(PROBLEM TO SOLVE): Pick every line with "chevron" from the material below.

---------- DATA RECORDS ----------

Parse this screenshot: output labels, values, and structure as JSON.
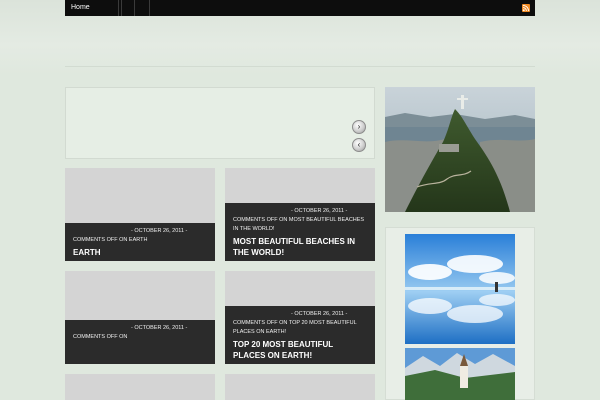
{
  "nav": {
    "home_label": "Home"
  },
  "icons": {
    "rss": "rss-icon",
    "next": "chevron-right-icon",
    "prev": "chevron-left-icon"
  },
  "slider": {
    "next_glyph": "›",
    "prev_glyph": "‹"
  },
  "posts": [
    {
      "meta": "- OCTOBER 26, 2011 -",
      "comments": "COMMENTS OFF ON EARTH",
      "title": "EARTH"
    },
    {
      "meta": "- OCTOBER 26, 2011 -",
      "comments": "COMMENTS OFF ON MOST BEAUTIFUL BEACHES IN THE WORLD!",
      "title": "MOST BEAUTIFUL BEACHES IN THE WORLD!"
    },
    {
      "meta": "- OCTOBER 26, 2011 -",
      "comments": "COMMENTS OFF ON",
      "title": ""
    },
    {
      "meta": "- OCTOBER 26, 2011 -",
      "comments": "COMMENTS OFF ON TOP 20 MOST BEAUTIFUL PLACES ON EARTH!",
      "title": "TOP 20 MOST BEAUTIFUL PLACES ON EARTH!"
    }
  ],
  "colors": {
    "page_bg": "#dfe8de",
    "topbar": "#0d0d0d",
    "post_overlay": "#2b2b2b",
    "rss": "#f08a24"
  }
}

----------

(SOLUTION TO THIS TASK):
    "next": "chevron-right-icon",
    "prev": "chevron-left-icon"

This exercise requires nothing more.